B asked me to make corn chowder, and, as usual, I was leery of trying it. (I was a very picky eater as a child, and my default position on anything but dessert is to assume I'll hate it.) But I found a recipe in The Professional Chef and gave it a shot, and I really enjoyed it. Enough that I made a second batch, and doubled it.
The original recipe calls for salt pork, but I didn't know where to find any, so I used bacon. (The amount of corn makes in the soup makes it quite sweet, so I enjoyed the balance the smokiness of the bacon gave it.) I omitted the celery because I hate celery and the Tabasco sauce because we didn't have any.
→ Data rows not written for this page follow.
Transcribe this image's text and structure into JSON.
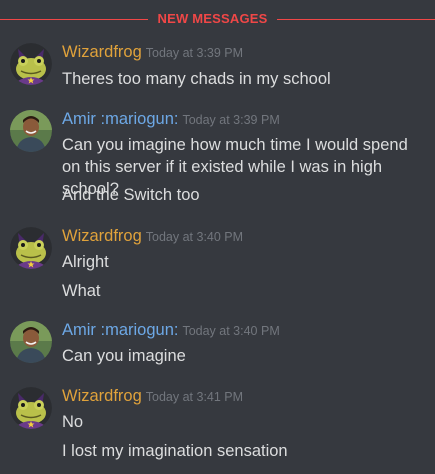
{
  "divider": {
    "label": "NEW MESSAGES"
  },
  "colors": {
    "divider": "#f04747",
    "wizardfrog": "#e0a23b",
    "amir": "#6da8e6",
    "background": "#36393f",
    "timestamp": "#72767d"
  },
  "messages": [
    {
      "author": "Wizardfrog",
      "avatar_icon": "frog-avatar",
      "time": "Today at 3:39 PM",
      "lines": [
        "Theres too many chads in my school"
      ]
    },
    {
      "author": "Amir :mariogun:",
      "avatar_icon": "person-avatar",
      "time": "Today at 3:39 PM",
      "lines": [
        "Can you imagine how much time I would spend on this server if it existed while I was in high school?",
        "And the Switch too"
      ]
    },
    {
      "author": "Wizardfrog",
      "avatar_icon": "frog-avatar",
      "time": "Today at 3:40 PM",
      "lines": [
        "Alright",
        "What"
      ]
    },
    {
      "author": "Amir :mariogun:",
      "avatar_icon": "person-avatar",
      "time": "Today at 3:40 PM",
      "lines": [
        "Can you imagine"
      ]
    },
    {
      "author": "Wizardfrog",
      "avatar_icon": "frog-avatar",
      "time": "Today at 3:41 PM",
      "lines": [
        "No",
        "I lost my imagination sensation"
      ]
    }
  ]
}
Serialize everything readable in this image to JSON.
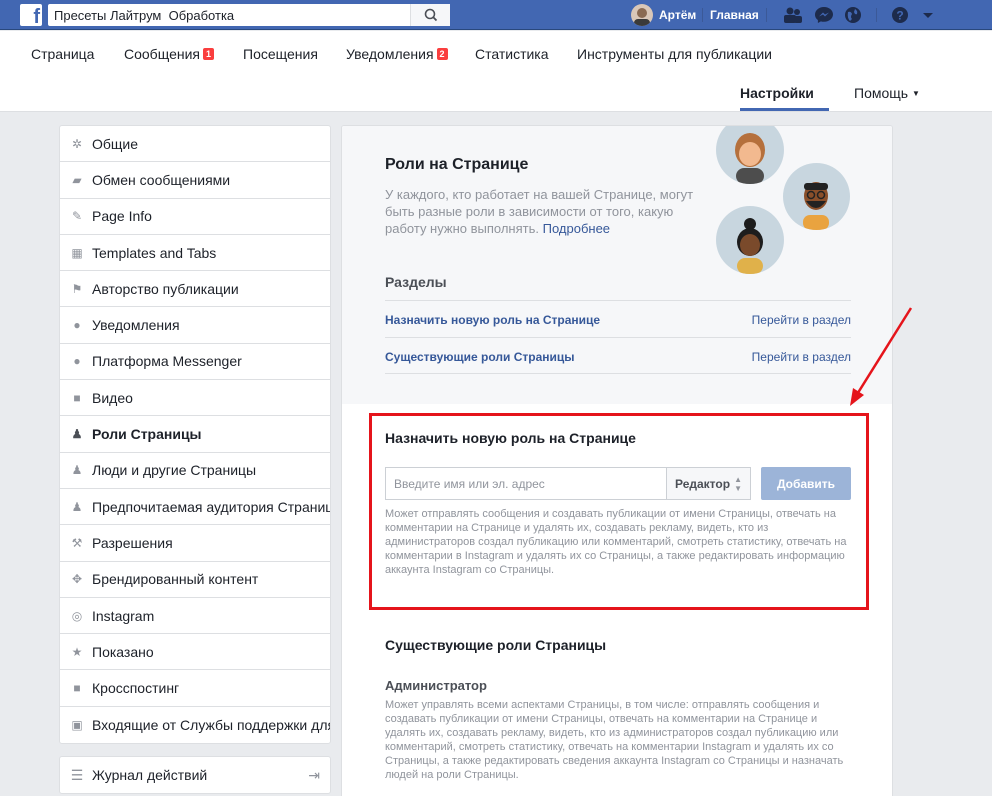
{
  "topbar": {
    "search_value": "Пресеты Лайтрум  Обработка",
    "user_name": "Артём",
    "home_label": "Главная"
  },
  "pagenav": {
    "tabs": [
      {
        "label": "Страница"
      },
      {
        "label": "Сообщения",
        "badge": "1"
      },
      {
        "label": "Посещения"
      },
      {
        "label": "Уведомления",
        "badge": "2"
      },
      {
        "label": "Статистика"
      },
      {
        "label": "Инструменты для публикации"
      }
    ],
    "settings_label": "Настройки",
    "help_label": "Помощь"
  },
  "sidebar": {
    "items": [
      {
        "label": "Общие",
        "icon": "gear-icon"
      },
      {
        "label": "Обмен сообщениями",
        "icon": "messages-icon"
      },
      {
        "label": "Page Info",
        "icon": "pencil-icon"
      },
      {
        "label": "Templates and Tabs",
        "icon": "grid-icon"
      },
      {
        "label": "Авторство публикации",
        "icon": "flag-icon"
      },
      {
        "label": "Уведомления",
        "icon": "globe-icon"
      },
      {
        "label": "Платформа Messenger",
        "icon": "messenger-icon"
      },
      {
        "label": "Видео",
        "icon": "video-icon"
      },
      {
        "label": "Роли Страницы",
        "icon": "person-icon"
      },
      {
        "label": "Люди и другие Страницы",
        "icon": "people-icon"
      },
      {
        "label": "Предпочитаемая аудитория Страницы",
        "icon": "people-icon"
      },
      {
        "label": "Разрешения",
        "icon": "wrench-icon"
      },
      {
        "label": "Брендированный контент",
        "icon": "handshake-icon"
      },
      {
        "label": "Instagram",
        "icon": "instagram-icon"
      },
      {
        "label": "Показано",
        "icon": "star-icon"
      },
      {
        "label": "Кросспостинг",
        "icon": "video-icon"
      },
      {
        "label": "Входящие от Службы поддержки для Страниц",
        "icon": "facebook-icon"
      }
    ],
    "activity_log": "Журнал действий"
  },
  "main": {
    "roles_title": "Роли на Странице",
    "roles_desc": "У каждого, кто работает на вашей Странице, могут быть разные роли в зависимости от того, какую работу нужно выполнять.",
    "more_link": "Подробнее",
    "sections_title": "Разделы",
    "sections": [
      {
        "label": "Назначить новую роль на Странице",
        "action": "Перейти в раздел"
      },
      {
        "label": "Существующие роли Страницы",
        "action": "Перейти в раздел"
      }
    ],
    "assign_title": "Назначить новую роль на Странице",
    "name_placeholder": "Введите имя или эл. адрес",
    "role_selected": "Редактор",
    "add_button": "Добавить",
    "assign_desc": "Может отправлять сообщения и создавать публикации от имени Страницы, отвечать на комментарии на Странице и удалять их, создавать рекламу, видеть, кто из администраторов создал публикацию или комментарий, смотреть статистику, отвечать на комментарии в Instagram и удалять их со Страницы, а также редактировать информацию аккаунта Instagram со Страницы.",
    "existing_title": "Существующие роли Страницы",
    "admin_title": "Администратор",
    "admin_desc": "Может управлять всеми аспектами Страницы, в том числе: отправлять сообщения и создавать публикации от имени Страницы, отвечать на комментарии на Странице и удалять их, создавать рекламу, видеть, кто из администраторов создал публикацию или комментарий, смотреть статистику, отвечать на комментарии Instagram и удалять их со Страницы, а также редактировать сведения аккаунта Instagram со Страницы и назначать людей на роли Страницы."
  },
  "colors": {
    "brand": "#4267b2",
    "link": "#365899",
    "annotation": "#e5141b",
    "add_button_disabled": "#9cb4d8"
  }
}
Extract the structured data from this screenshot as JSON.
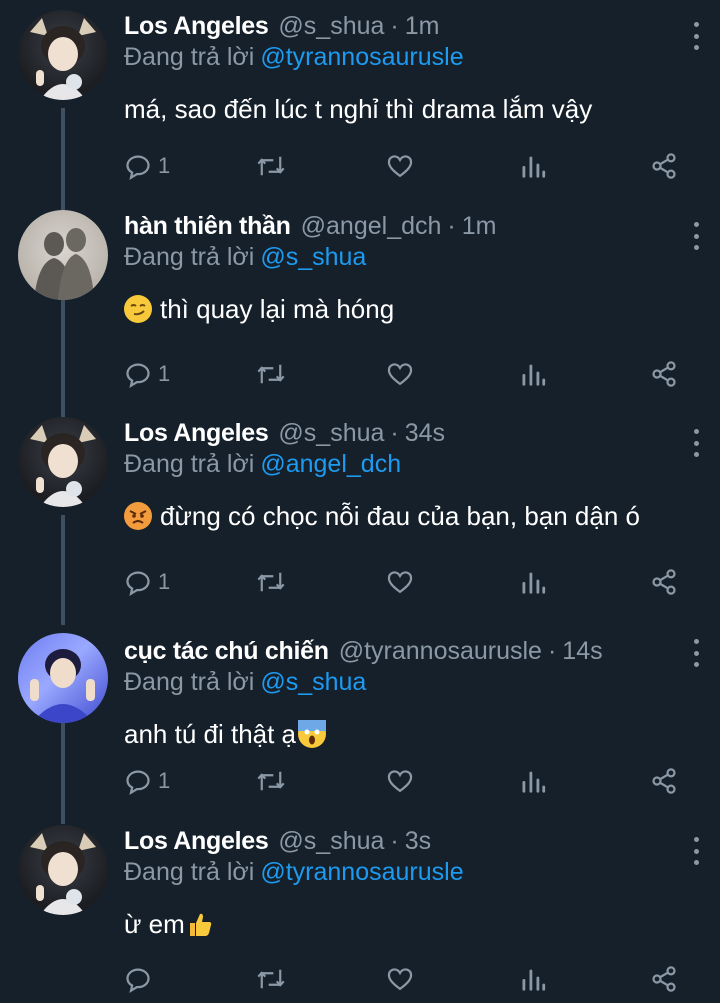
{
  "colors": {
    "background": "#15202b",
    "link": "#1d9bf0",
    "muted": "#8b98a5",
    "thread_line": "#3d4f61"
  },
  "icons": [
    "reply-icon",
    "retweet-icon",
    "like-icon",
    "analytics-icon",
    "share-icon",
    "more-icon"
  ],
  "tweets": [
    {
      "display_name": "Los Angeles",
      "handle": "@s_shua",
      "dot": "·",
      "time": "1m",
      "reply_prefix": "Đang trả lời",
      "reply_to": "@tyrannosaurusle",
      "text": "má, sao đến lúc t nghỉ thì drama lắm vậy",
      "emoji_before": "",
      "emoji_after": "",
      "reply_count": "1"
    },
    {
      "display_name": "hàn thiên thần",
      "handle": "@angel_dch",
      "dot": "·",
      "time": "1m",
      "reply_prefix": "Đang trả lời",
      "reply_to": "@s_shua",
      "text": "thì quay lại mà hóng",
      "emoji_before": "smirk-emoji",
      "emoji_after": "",
      "reply_count": "1"
    },
    {
      "display_name": "Los Angeles",
      "handle": "@s_shua",
      "dot": "·",
      "time": "34s",
      "reply_prefix": "Đang trả lời",
      "reply_to": "@angel_dch",
      "text": "đừng có chọc nỗi đau của bạn, bạn dận ó",
      "emoji_before": "angry-emoji",
      "emoji_after": "",
      "reply_count": "1"
    },
    {
      "display_name": "cục tác chú chiến",
      "handle": "@tyrannosaurusle",
      "dot": "·",
      "time": "14s",
      "reply_prefix": "Đang trả lời",
      "reply_to": "@s_shua",
      "text": "anh tú đi thật ạ",
      "emoji_before": "",
      "emoji_after": "scream-emoji",
      "reply_count": "1"
    },
    {
      "display_name": "Los Angeles",
      "handle": "@s_shua",
      "dot": "·",
      "time": "3s",
      "reply_prefix": "Đang trả lời",
      "reply_to": "@tyrannosaurusle",
      "text": "ừ em",
      "emoji_before": "",
      "emoji_after": "thumbs-up-emoji",
      "reply_count": ""
    }
  ]
}
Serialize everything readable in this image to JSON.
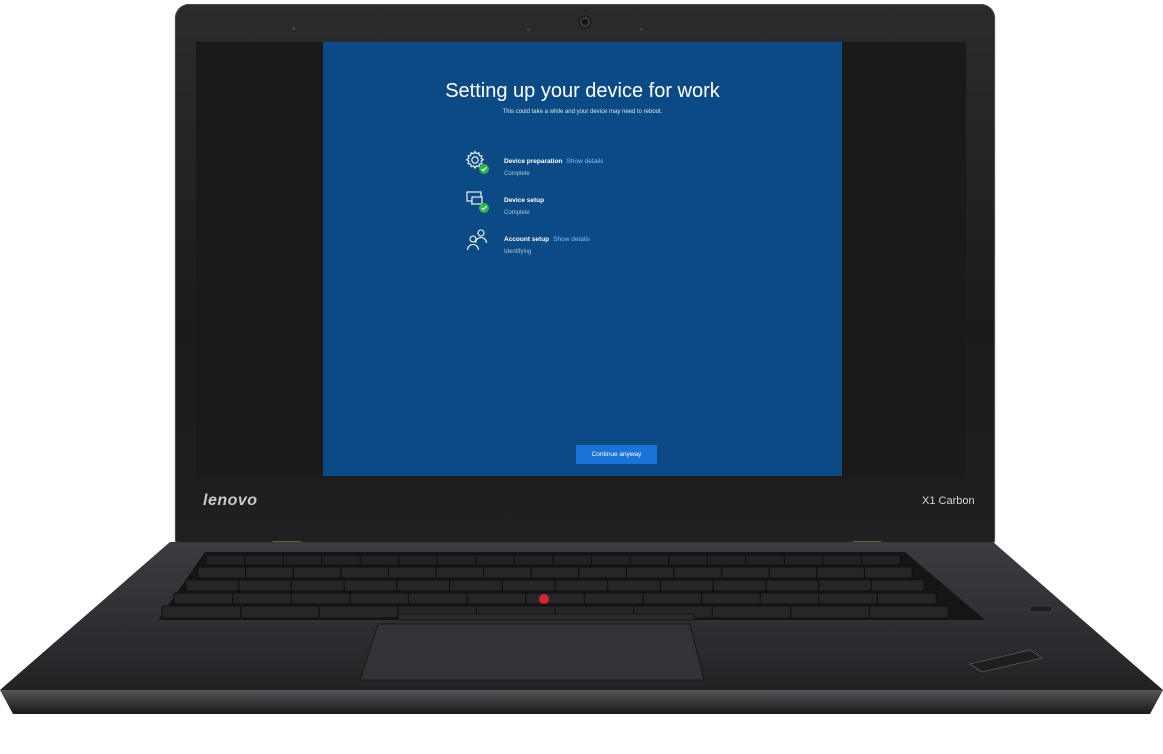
{
  "device": {
    "brand": "lenovo",
    "model": "X1 Carbon"
  },
  "setup": {
    "title": "Setting up your device for work",
    "subtitle": "This could take a while and your device may need to reboot.",
    "steps": [
      {
        "name": "Device preparation",
        "link": "Show details",
        "status": "Complete",
        "icon": "gear-icon",
        "done": true
      },
      {
        "name": "Device setup",
        "link": "",
        "status": "Complete",
        "icon": "devices-icon",
        "done": true
      },
      {
        "name": "Account setup",
        "link": "Show details",
        "status": "Identifying",
        "icon": "people-icon",
        "done": false
      }
    ],
    "continue_label": "Continue anyway"
  },
  "colors": {
    "screen_bg": "#0c4a86",
    "button_bg": "#1a73d6",
    "link": "#7cc3ff",
    "check": "#2fb34a",
    "trackpoint": "#d8262b"
  }
}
corn chowder (adapted from The Professional Chef, The Culinary Institute of America)
4 oz bacon
2 oz butter
6 oz small-dice onions
4 oz small-dice green peppers
4 oz small-dice red peppers
3.5 oz all-purpose flour
64 fl oz chicken stock
2 lb corn kernels, fresh or frozen
2 lb potatoes, small dice
1 bay leaf
8 fl oz heavy cream, hot
8 fl oz milk, hot
salt, as needed
ground white pepper, as needed
2 tsp Tabasco sauce
2 tsp Worcestershire sauce
1. In a large pot, melt butter. Add bacon and cook until crisp.
2. Add onions and peppers and sweat until softened, about 5 minutes.
3. Add the flour and cook to make a white roux, about 3 minutes.
4. Remove from heat and add 1/3 of stock. Stir until combined. Return to medium heat and continue stirring to work out lumps. Repeat with remaining stock. Bring to a simmer and cook, stirring periodically to avoid scorching, until thickened, 30-40 minutes.
5. Puree half of the corn and add to the soup with the potatoes. Add the remaining corn and bay leaf and simmer, covered, until corn and potatoes are tender, about 15 minutes.
6. Add the cream and milk to the soup, and stir to combine. Heat just until soup begins to simmer, about 10 minutes. Remove and discard the bay leaf. Finish soup or rapidly cool and refrigerate for later service.
7. To finish for service, return soup to a boil. Season with salt, pepper, Tabasco, and Worcestershire sauce and serve in heated bowls or cups.